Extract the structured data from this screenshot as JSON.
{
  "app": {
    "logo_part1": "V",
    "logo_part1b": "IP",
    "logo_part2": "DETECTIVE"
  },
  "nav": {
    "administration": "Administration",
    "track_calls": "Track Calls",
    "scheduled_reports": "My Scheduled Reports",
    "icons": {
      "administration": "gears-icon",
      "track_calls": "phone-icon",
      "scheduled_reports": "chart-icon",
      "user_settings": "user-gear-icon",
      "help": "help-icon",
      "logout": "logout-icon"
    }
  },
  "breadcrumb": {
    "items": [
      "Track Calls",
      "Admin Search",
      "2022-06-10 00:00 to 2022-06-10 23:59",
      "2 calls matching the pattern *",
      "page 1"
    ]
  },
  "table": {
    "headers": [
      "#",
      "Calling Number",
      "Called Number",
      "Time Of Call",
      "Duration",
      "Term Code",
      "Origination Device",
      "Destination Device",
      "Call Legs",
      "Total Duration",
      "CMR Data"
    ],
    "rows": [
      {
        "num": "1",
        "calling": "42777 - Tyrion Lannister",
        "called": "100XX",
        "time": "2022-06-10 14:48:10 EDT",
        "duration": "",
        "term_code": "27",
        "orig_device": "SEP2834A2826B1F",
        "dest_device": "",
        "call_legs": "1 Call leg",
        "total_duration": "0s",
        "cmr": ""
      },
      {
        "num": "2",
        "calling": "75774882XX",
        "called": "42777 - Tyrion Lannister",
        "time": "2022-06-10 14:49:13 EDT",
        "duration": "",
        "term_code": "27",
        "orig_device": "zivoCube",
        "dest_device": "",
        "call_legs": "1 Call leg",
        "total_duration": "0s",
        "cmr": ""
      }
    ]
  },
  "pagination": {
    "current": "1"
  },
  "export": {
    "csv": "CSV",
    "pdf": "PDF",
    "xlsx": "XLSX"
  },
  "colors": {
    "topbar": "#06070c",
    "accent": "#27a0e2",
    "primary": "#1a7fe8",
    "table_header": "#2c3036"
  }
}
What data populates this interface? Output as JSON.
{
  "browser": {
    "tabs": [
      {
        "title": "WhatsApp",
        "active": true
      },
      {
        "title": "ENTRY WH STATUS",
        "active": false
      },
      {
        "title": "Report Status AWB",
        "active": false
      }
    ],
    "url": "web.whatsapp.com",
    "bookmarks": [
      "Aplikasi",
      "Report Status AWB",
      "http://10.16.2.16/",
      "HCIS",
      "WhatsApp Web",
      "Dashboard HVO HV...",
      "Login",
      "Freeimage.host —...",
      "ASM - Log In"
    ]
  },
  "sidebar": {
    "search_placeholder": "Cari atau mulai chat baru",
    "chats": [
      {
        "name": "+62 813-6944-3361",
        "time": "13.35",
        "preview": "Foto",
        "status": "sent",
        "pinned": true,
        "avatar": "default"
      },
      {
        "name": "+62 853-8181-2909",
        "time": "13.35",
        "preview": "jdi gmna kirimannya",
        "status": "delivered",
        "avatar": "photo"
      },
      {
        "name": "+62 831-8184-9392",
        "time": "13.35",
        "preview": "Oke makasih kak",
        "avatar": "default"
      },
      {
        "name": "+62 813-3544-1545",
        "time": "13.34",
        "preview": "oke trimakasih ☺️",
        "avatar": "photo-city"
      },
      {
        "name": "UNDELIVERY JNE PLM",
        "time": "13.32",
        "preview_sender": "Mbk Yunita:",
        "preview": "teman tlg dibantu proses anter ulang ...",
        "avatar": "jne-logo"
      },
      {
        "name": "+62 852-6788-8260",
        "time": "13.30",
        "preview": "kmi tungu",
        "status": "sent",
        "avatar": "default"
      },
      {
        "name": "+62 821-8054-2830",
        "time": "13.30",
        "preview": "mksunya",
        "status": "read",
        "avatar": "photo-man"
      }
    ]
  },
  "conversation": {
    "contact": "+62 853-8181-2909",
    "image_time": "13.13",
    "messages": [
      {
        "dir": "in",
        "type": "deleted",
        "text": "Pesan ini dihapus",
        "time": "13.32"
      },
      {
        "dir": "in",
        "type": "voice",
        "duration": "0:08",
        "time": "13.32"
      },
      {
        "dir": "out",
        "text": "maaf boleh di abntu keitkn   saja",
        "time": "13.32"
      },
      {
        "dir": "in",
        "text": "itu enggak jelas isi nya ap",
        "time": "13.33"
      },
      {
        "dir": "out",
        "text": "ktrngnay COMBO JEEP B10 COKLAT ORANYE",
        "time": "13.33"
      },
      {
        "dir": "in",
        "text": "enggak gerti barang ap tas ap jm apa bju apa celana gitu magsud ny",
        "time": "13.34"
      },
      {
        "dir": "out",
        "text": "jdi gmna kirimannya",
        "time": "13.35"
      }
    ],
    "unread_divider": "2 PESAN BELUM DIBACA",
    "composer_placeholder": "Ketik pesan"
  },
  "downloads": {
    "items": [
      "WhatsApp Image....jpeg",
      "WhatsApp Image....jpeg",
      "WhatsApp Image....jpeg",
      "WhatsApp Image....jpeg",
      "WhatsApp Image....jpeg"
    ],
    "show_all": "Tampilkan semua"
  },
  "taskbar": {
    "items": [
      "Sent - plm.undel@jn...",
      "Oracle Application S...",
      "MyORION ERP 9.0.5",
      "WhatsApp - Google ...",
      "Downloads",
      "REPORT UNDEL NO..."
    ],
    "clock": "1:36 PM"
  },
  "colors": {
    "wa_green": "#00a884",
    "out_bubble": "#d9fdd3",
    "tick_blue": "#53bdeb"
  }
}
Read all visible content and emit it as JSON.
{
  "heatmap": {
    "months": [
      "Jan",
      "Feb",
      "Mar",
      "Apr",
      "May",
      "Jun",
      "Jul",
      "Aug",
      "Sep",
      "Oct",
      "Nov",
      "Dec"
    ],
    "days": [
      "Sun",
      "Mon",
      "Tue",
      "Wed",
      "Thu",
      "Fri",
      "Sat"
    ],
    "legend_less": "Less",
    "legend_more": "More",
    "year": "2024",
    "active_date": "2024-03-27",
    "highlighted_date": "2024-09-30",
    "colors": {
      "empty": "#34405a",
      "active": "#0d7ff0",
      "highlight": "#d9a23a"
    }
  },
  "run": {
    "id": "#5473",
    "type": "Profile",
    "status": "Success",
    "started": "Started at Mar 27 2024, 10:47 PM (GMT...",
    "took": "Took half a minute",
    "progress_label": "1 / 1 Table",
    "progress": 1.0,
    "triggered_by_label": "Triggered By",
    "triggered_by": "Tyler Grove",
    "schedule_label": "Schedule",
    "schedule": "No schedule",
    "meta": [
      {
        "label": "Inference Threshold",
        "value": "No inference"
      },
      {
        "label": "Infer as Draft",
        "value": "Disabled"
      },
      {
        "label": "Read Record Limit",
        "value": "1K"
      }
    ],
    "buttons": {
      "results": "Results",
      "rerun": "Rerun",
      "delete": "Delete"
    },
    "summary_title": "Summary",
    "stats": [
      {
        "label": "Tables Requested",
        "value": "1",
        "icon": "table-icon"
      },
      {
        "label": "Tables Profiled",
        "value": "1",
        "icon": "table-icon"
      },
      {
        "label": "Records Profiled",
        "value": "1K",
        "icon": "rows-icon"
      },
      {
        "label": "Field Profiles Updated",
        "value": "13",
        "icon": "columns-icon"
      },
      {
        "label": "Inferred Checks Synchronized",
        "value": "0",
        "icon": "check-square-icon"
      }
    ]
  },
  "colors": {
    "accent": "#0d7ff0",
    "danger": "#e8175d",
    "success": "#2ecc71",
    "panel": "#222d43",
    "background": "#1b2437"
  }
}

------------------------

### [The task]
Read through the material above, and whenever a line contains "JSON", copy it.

### [Result below]
Extract the structured data from this screenshot as JSON.
What data populates this interface? Output as JSON.
Read all visible content and emit it as JSON.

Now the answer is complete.